# Is the sparsity pattern of a linear system important for iterative (KSP) solvers?

Pretty much the question. Given a general sparse, non-symmetric (both numerically and structurally) matrix, how important is the sparsity pattern (i.e. row/column permutation of matrix/vector) for iterative solvers? I can see it becomes important for direct solvers (LU) or preconditioners (ILU) by directly affecting the number of fill-ins.

For iterative solvers, however, it seems that the most important part is the MatVec operation which does not seem to care about the actual matrix pattern. Is there some component that could be depended on the pattern that I'm not considering here?

How about in parallel? I suspect the pattern could become important in the way the matrix and vectors are distributed and thus determines the communication volume/overhead but would like to see other thoughts and inputs.

I'm asking this both in general and also regarding PETSc's KSP solvers.

• There should only be a problem in parallel if you have a very large number of nonzeros in a row or column. An arrowhead matrix is a nice example of such a case (a diagonal matrix plus a dense last row and column). – Jack Poulson Jun 5 '12 at 19:37
• Is "sparsity pattern" the correct word here? afaik, you ask about the ordering of the matrix entries, while the term "sparsity pattern" refers to, say, diagonal, tridiagonal, block-diagonal, etc. – shuhalo Jun 6 '12 at 4:35
• @Martin Note that a property like "tridiagonal" is still dependent on the ordering. Think of a 1D problem in random ordering, for example. – Jed Brown Jun 6 '12 at 11:17

## 1 Answer

Ordering is only significant in load balance/communication and suitability for preconditioning. The Krylov method does not care about the order or even whether the matrix entries are stored.

In practice, a bad ordering may require much more communication than otherwise necessary when multiplying by a matrix. See the section of the PETSc User's Manual on "Natural ordering" versus "PETSc ordering" for an example. Additionally, an ordering corresponding to a bad parallel partition might make domain decomposition preconditioners less effective.

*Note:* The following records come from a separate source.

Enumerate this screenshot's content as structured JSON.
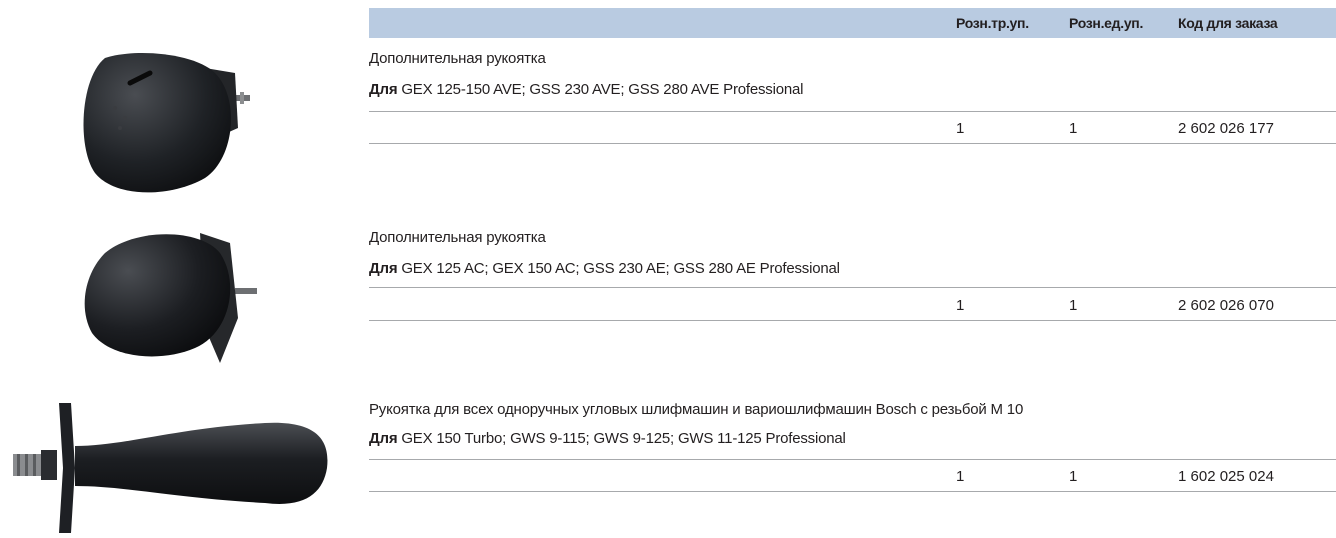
{
  "table_header": {
    "col_retail_pack": "Розн.тр.уп.",
    "col_retail_unit": "Розн.ед.уп.",
    "col_order_code": "Код для заказа"
  },
  "for_label": "Для",
  "products": [
    {
      "title": "Дополнительная рукоятка",
      "compatibility": "GEX 125-150 AVE; GSS 230 AVE; GSS 280 AVE Professional",
      "retail_pack": "1",
      "retail_unit": "1",
      "order_code": "2 602 026 177",
      "image_icon": "ergonomic-handle-icon"
    },
    {
      "title": "Дополнительная рукоятка",
      "compatibility": "GEX 125 AC; GEX 150 AC; GSS 230 AE; GSS 280 AE Professional",
      "retail_pack": "1",
      "retail_unit": "1",
      "order_code": "2 602 026 070",
      "image_icon": "ergonomic-handle-icon"
    },
    {
      "title": "Рукоятка для всех одноручных угловых шлифмашин и вариошлифмашин Bosch с резьбой M 10",
      "compatibility": "GEX 150 Turbo; GWS 9-115; GWS 9-125; GWS 11-125 Professional",
      "retail_pack": "1",
      "retail_unit": "1",
      "order_code": "1 602 025 024",
      "image_icon": "side-handle-icon"
    }
  ],
  "colors": {
    "header_bg": "#b9cbe1",
    "rule": "#a7a9ac",
    "text": "#231f20"
  }
}
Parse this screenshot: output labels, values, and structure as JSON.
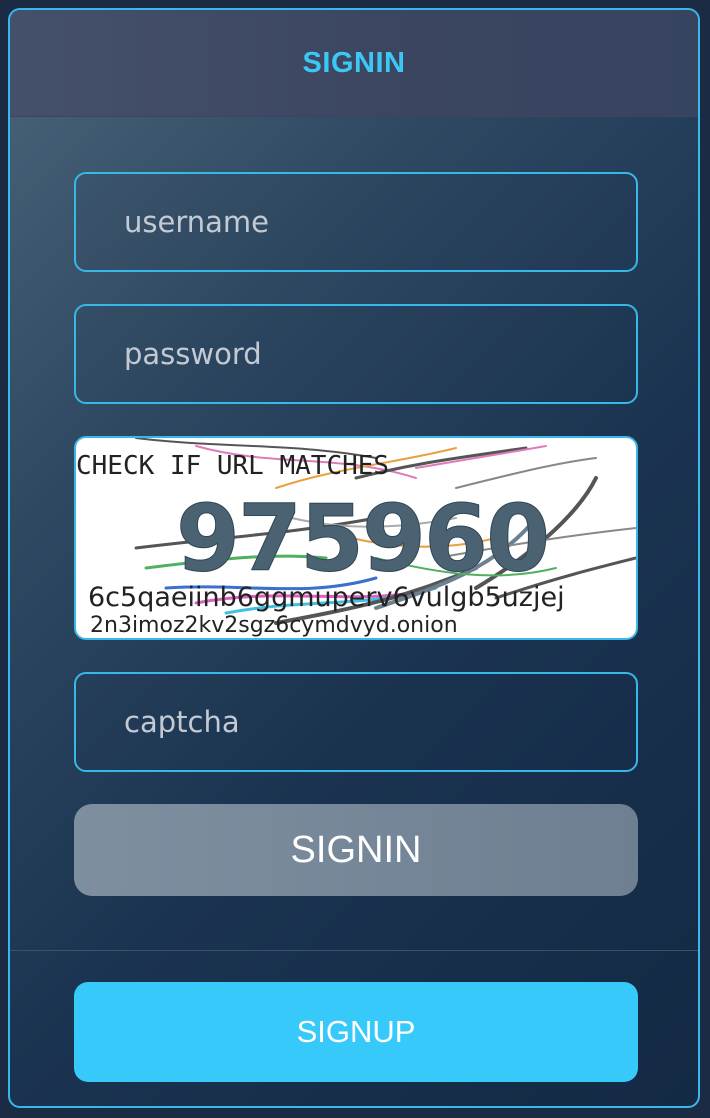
{
  "header": {
    "title": "SIGNIN"
  },
  "form": {
    "username_placeholder": "username",
    "password_placeholder": "password",
    "captcha_placeholder": "captcha"
  },
  "captcha_image": {
    "top_text": "CHECK IF URL MATCHES",
    "code": "975960",
    "url_line1": "6c5qaeiinb6ggmuperv6vulgb5uzjej",
    "url_line2": "2n3imoz2kv2sgz6cymdvyd.onion"
  },
  "buttons": {
    "signin_label": "SIGNIN",
    "signup_label": "SIGNUP"
  },
  "colors": {
    "accent": "#3ab8ec",
    "title": "#3cc8f5",
    "signin_button": "#75869a",
    "signup_button": "#38c9fb"
  }
}
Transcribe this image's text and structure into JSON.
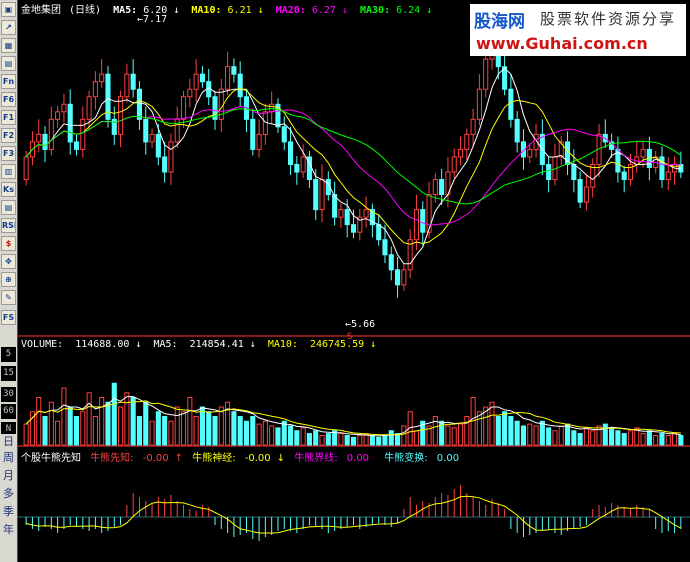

Note that it is the partition that matters here, though a partition induces an (equivalence class of) orderings.